In April, the state’s comptroller, Thomas DiNapoli, authorized New York Attorney General Letitia James to investigate the role some of Cuomo’s aides played in “drafting, editing, sale and promotion” of the book.

Azzopardi has repeatedly said that state employees who helped with the book did so on their own time in a “volunteer” capacity.

The Democrat has also been criticized by some over his administration’s decision to withhold data on COVID-19 deaths among nursing home patients for months as the book was being finalized and sold.

Critics say the administration was purposely obscuring the true death toll to boost the governor’s image and mute criticism that Cuomo hadn’t done enough to protect nursing home residents.

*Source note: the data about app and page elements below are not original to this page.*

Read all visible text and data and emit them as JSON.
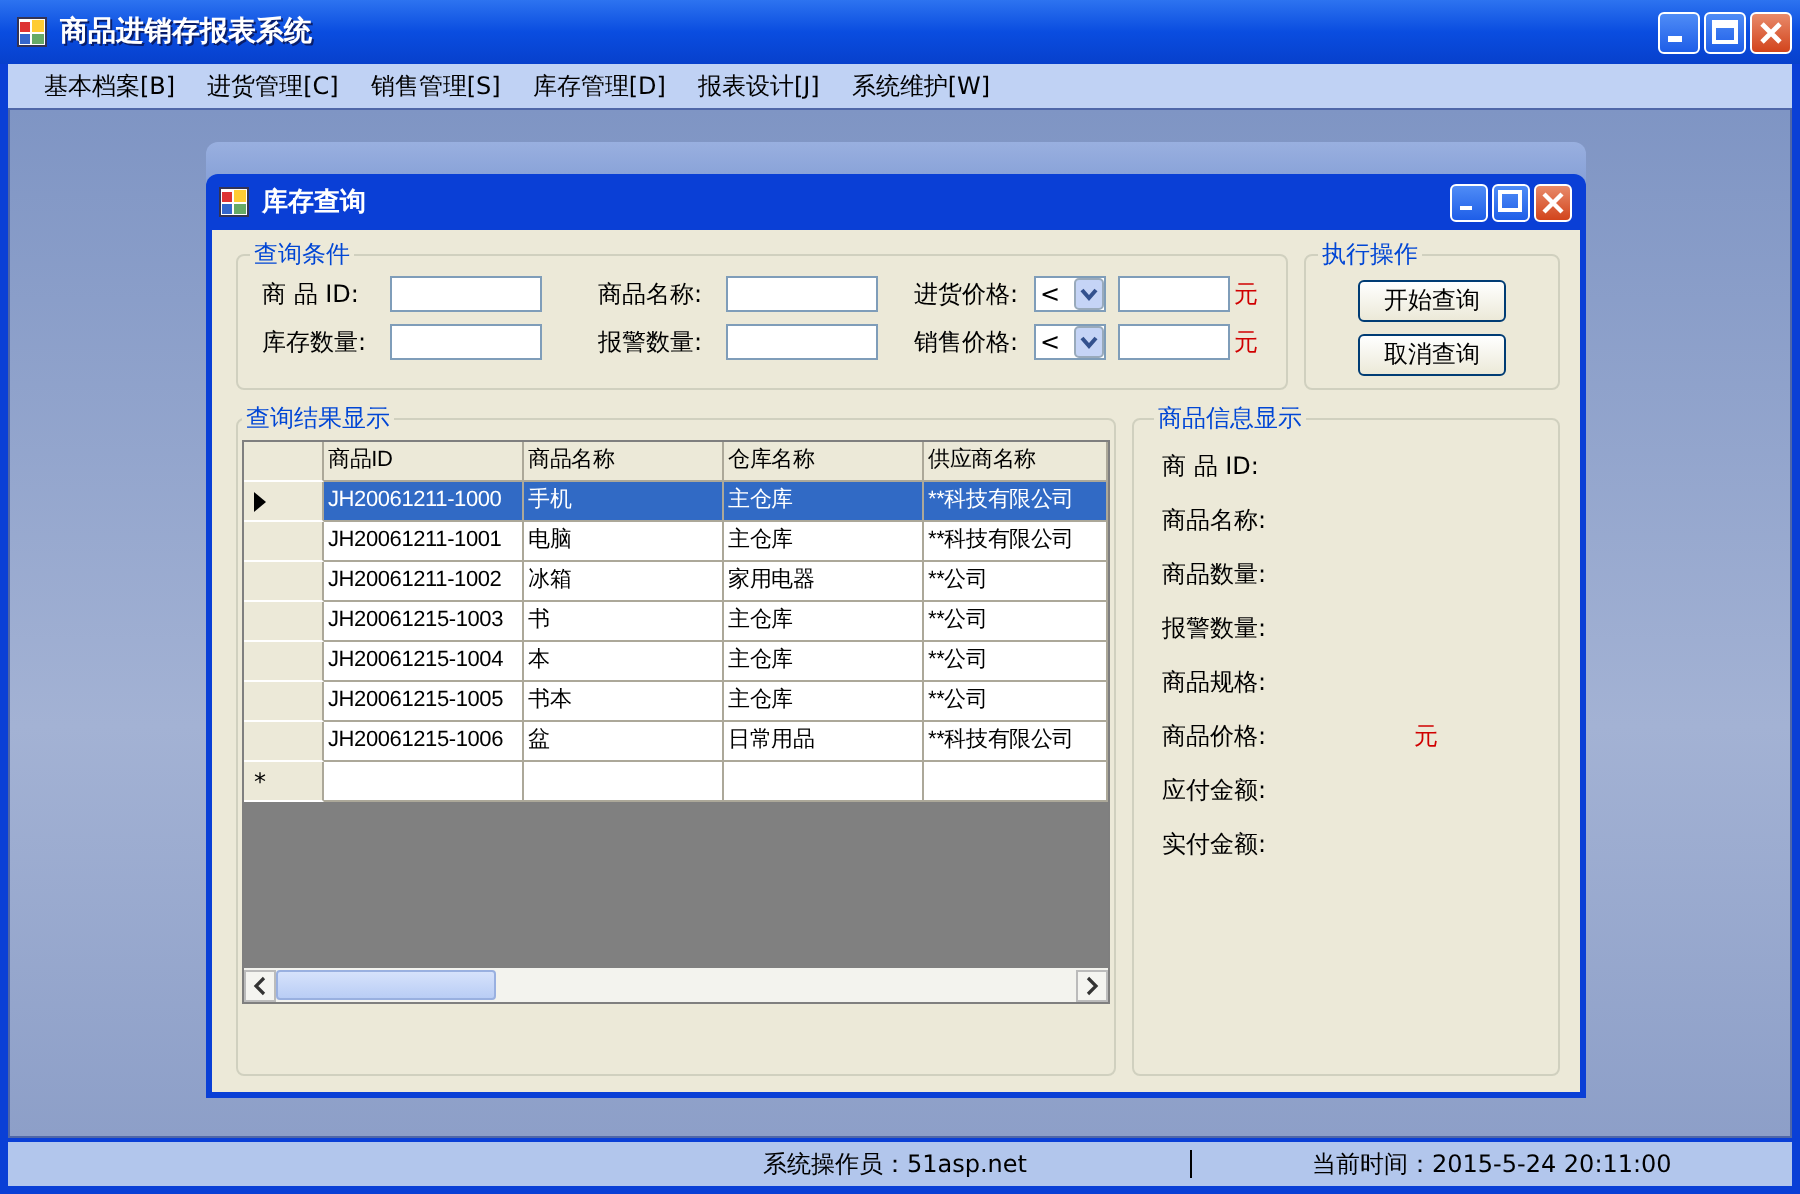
{
  "window": {
    "title": "商品进销存报表系统"
  },
  "menu": [
    {
      "label": "基本档案[B]"
    },
    {
      "label": "进货管理[C]"
    },
    {
      "label": "销售管理[S]"
    },
    {
      "label": "库存管理[D]"
    },
    {
      "label": "报表设计[J]"
    },
    {
      "label": "系统维护[W]"
    }
  ],
  "child_window": {
    "title": "库存查询",
    "query_group": {
      "title": "查询条件",
      "fields": [
        {
          "kind": "text",
          "label": "商 品 ID:"
        },
        {
          "kind": "text",
          "label": "商品名称:"
        },
        {
          "kind": "price",
          "label": "进货价格:",
          "operator": "<",
          "unit": "元"
        },
        {
          "kind": "text",
          "label": "库存数量:"
        },
        {
          "kind": "text",
          "label": "报警数量:"
        },
        {
          "kind": "price",
          "label": "销售价格:",
          "operator": "<",
          "unit": "元"
        }
      ]
    },
    "action_group": {
      "title": "执行操作",
      "buttons": [
        "开始查询",
        "取消查询"
      ]
    },
    "results_group": {
      "title": "查询结果显示",
      "columns": [
        "商品ID",
        "商品名称",
        "仓库名称",
        "供应商名称"
      ],
      "rows": [
        {
          "selected": true,
          "cells": [
            "JH20061211-1000",
            "手机",
            "主仓库",
            "**科技有限公司"
          ]
        },
        {
          "selected": false,
          "cells": [
            "JH20061211-1001",
            "电脑",
            "主仓库",
            "**科技有限公司"
          ]
        },
        {
          "selected": false,
          "cells": [
            "JH20061211-1002",
            "冰箱",
            "家用电器",
            "**公司"
          ]
        },
        {
          "selected": false,
          "cells": [
            "JH20061215-1003",
            "书",
            "主仓库",
            "**公司"
          ]
        },
        {
          "selected": false,
          "cells": [
            "JH20061215-1004",
            "本",
            "主仓库",
            "**公司"
          ]
        },
        {
          "selected": false,
          "cells": [
            "JH20061215-1005",
            "书本",
            "主仓库",
            "**公司"
          ]
        },
        {
          "selected": false,
          "cells": [
            "JH20061215-1006",
            "盆",
            "日常用品",
            "**科技有限公司"
          ]
        }
      ],
      "new_row_marker": "*"
    },
    "info_group": {
      "title": "商品信息显示",
      "fields": [
        {
          "label": "商 品 ID:"
        },
        {
          "label": "商品名称:"
        },
        {
          "label": "商品数量:"
        },
        {
          "label": "报警数量:"
        },
        {
          "label": "商品规格:"
        },
        {
          "label": "商品价格:",
          "unit": "元"
        },
        {
          "label": "应付金额:"
        },
        {
          "label": "实付金额:"
        }
      ]
    }
  },
  "status_bar": {
    "panes": [
      "系统操作员：51asp.net",
      "当前时间：2015-5-24 20:11:00"
    ]
  }
}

Cuomo often used the smaller death toll to argue that New York lost far fewer nursing home residents than other states, based on a percentage of overall deaths.

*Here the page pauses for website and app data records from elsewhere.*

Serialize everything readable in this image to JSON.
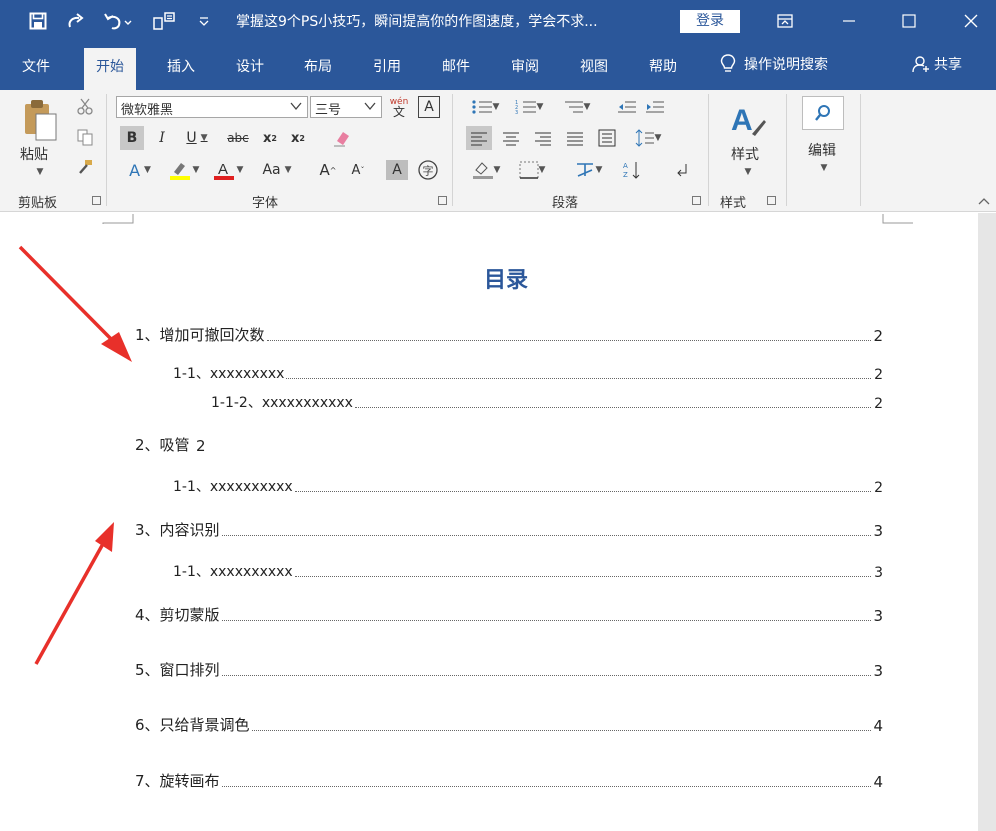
{
  "title_bar": {
    "document_title": "掌握这9个PS小技巧，瞬间提高你的作图速度，学会不求...",
    "login_label": "登录",
    "icons": [
      "save-icon",
      "redo-icon",
      "undo-icon",
      "format-icon",
      "customize-qat-icon",
      "ribbon-display-icon",
      "minimize-icon",
      "maximize-icon",
      "close-icon"
    ]
  },
  "tabs": [
    "文件",
    "开始",
    "插入",
    "设计",
    "布局",
    "引用",
    "邮件",
    "审阅",
    "视图",
    "帮助"
  ],
  "active_tab": "开始",
  "tell_me": "操作说明搜索",
  "share": "共享",
  "ribbon": {
    "clipboard": {
      "paste_label": "粘贴",
      "group_label": "剪贴板"
    },
    "font": {
      "font_name": "微软雅黑",
      "font_size": "三号",
      "phonetic": "wén",
      "group_label": "字体",
      "change_case": "Aa"
    },
    "paragraph": {
      "group_label": "段落"
    },
    "styles": {
      "button_label": "样式",
      "group_label": "样式"
    },
    "editing": {
      "button_label": "编辑"
    }
  },
  "document": {
    "toc_title": "目录",
    "entries": [
      {
        "text": "1、增加可撤回次数",
        "page": "2",
        "level": 1
      },
      {
        "text": "1-1、xxxxxxxxx",
        "page": "2",
        "level": 2
      },
      {
        "text": "1-1-2、xxxxxxxxxxx",
        "page": "2",
        "level": 3
      },
      {
        "text": "2、吸管",
        "page": "2",
        "level": 1,
        "no_leader": true
      },
      {
        "text": "1-1、xxxxxxxxxx",
        "page": "2",
        "level": 2
      },
      {
        "text": "3、内容识别",
        "page": "3",
        "level": 1
      },
      {
        "text": "1-1、xxxxxxxxxx",
        "page": "3",
        "level": 2
      },
      {
        "text": "4、剪切蒙版",
        "page": "3",
        "level": 1
      },
      {
        "text": "5、窗口排列",
        "page": "3",
        "level": 1
      },
      {
        "text": "6、只给背景调色",
        "page": "4",
        "level": 1
      },
      {
        "text": "7、旋转画布",
        "page": "4",
        "level": 1
      }
    ]
  },
  "colors": {
    "word_blue": "#2b579a",
    "ribbon_bg": "#f3f3f3",
    "arrow_red": "#e8302a"
  }
}
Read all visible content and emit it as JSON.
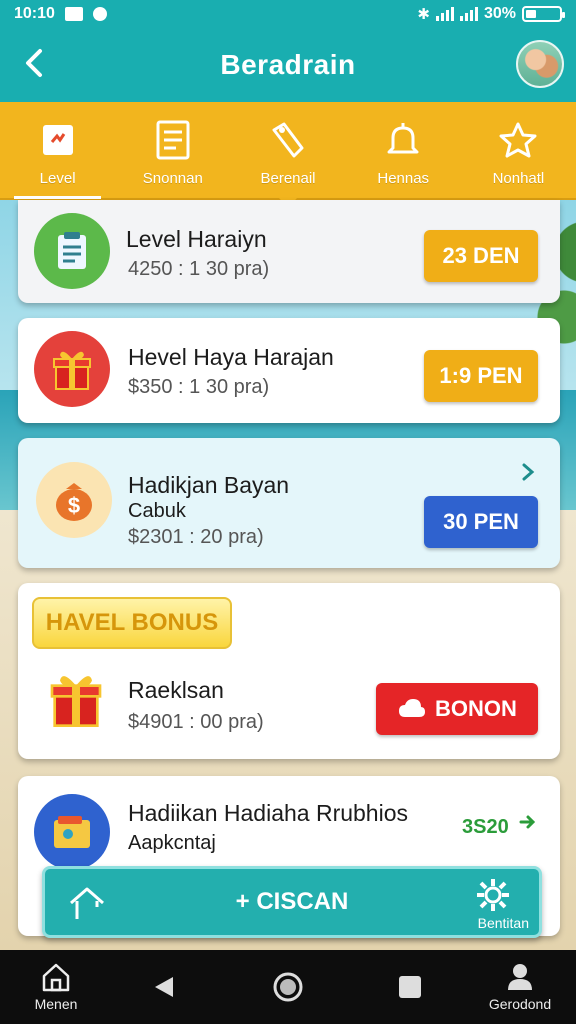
{
  "status_bar": {
    "time": "10:10",
    "battery": "30%",
    "battery_level": 0.3
  },
  "app_bar": {
    "title": "Beradrain"
  },
  "tabs": [
    {
      "label": "Level",
      "icon": "level-icon"
    },
    {
      "label": "Snonnan",
      "icon": "list-icon"
    },
    {
      "label": "Berenail",
      "icon": "tag-icon"
    },
    {
      "label": "Hennas",
      "icon": "bell-icon"
    },
    {
      "label": "Nonhatl",
      "icon": "star-icon"
    }
  ],
  "cards": [
    {
      "title": "Level Haraiyn",
      "subtitle": "4250 : 1 30 pra)",
      "button": "23 DEN",
      "icon": "clipboard-icon"
    },
    {
      "title": "Hevel Haya Harajan",
      "subtitle": "$350 : 1 30 pra)",
      "button": "1:9 PEN",
      "icon": "gift-icon"
    },
    {
      "title": "Hadikjan Bayan",
      "subtitle": "Cabuk",
      "subtitle2": "$2301 : 20 pra)",
      "button": "30 PEN",
      "icon": "money-bag-icon"
    },
    {
      "tag": "HAVEL BONUS",
      "title": "Raeklsan",
      "subtitle": "$4901 : 00 pra)",
      "button": "BONON",
      "icon": "gift-icon"
    },
    {
      "title": "Hadiikan Hadiaha Rrubhios",
      "subtitle": "Aapkcntaj",
      "promo": "3S20",
      "icon": "wallet-icon"
    }
  ],
  "action_bar": {
    "center_label": "+ CISCAN",
    "right_label": "Bentitan"
  },
  "nav": {
    "left_label": "Menen",
    "right_label": "Gerodond"
  },
  "colors": {
    "teal": "#19aeb0",
    "gold": "#f2b51e",
    "blue": "#2f62cf",
    "red": "#e52527",
    "green": "#2b9c3a"
  }
}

The governor and the state’s health commissioner have said the numbers were withheld because the state had trouble verifying them.

Sochie Nnaemeka, state director of the Working Families Party, a liberal group that has clashed often with Cuomo over policy, said the revelation about his book payday showed he was “unfit to lead.”

“Last June, millions of New Yorkers were struggling to keep their families safe, and thousands of seniors were struggling to survive in the state’s nursing homes, while the governor was having his staffers write a book that would make him millions off of the still-raging public health crisis,” Nnaemeka said.

The top Republican in the state senate, Sen. Rob Ortt, said “the fact that Governor Cuomo lined his own pockets with more than $5 million while thousands of New Yorkers were dying horrific deaths is a national disgrace.”

Azzopardi sniped back at the critics.

“The governor worked night and day to try to save lives and lead New York out of this crisis. Lord knows where they were,” he said.

The book revelations come as Cuomo is also under fire over sexual harassment allegations made by several women who worked for him. One aide has also accused him of groping her breasts beneath her shirt.

The state’s attorney general is investigating those allegations and the state Assembly’s judiciary committee is probing whether there are grounds to impeach the governor. The Assembly committee’s investigation is also examining whether Cuomo provided members of his family with priority access to COVID-19 tests in spring 2020.

The state’s ethics commission approved Cuomo’s request to write the book last summer, but only if he followed several conditions, including making sure it was written on his own time and not using state property, personnel or other resources for “activities associated with the book.”

The governor was also barred from advertising, promoting or endorsing his book when performing his state duties.

John Kaehny, executive director of pro-transparency group Reinvent Albany, has called for Cuomo to release his full contract with the book publisher so the public knows whether Cuomo will receive additional compensation if more copies of his book are sold.

Azzopardi said Monday he’d ask Cuomo if he will release the contract.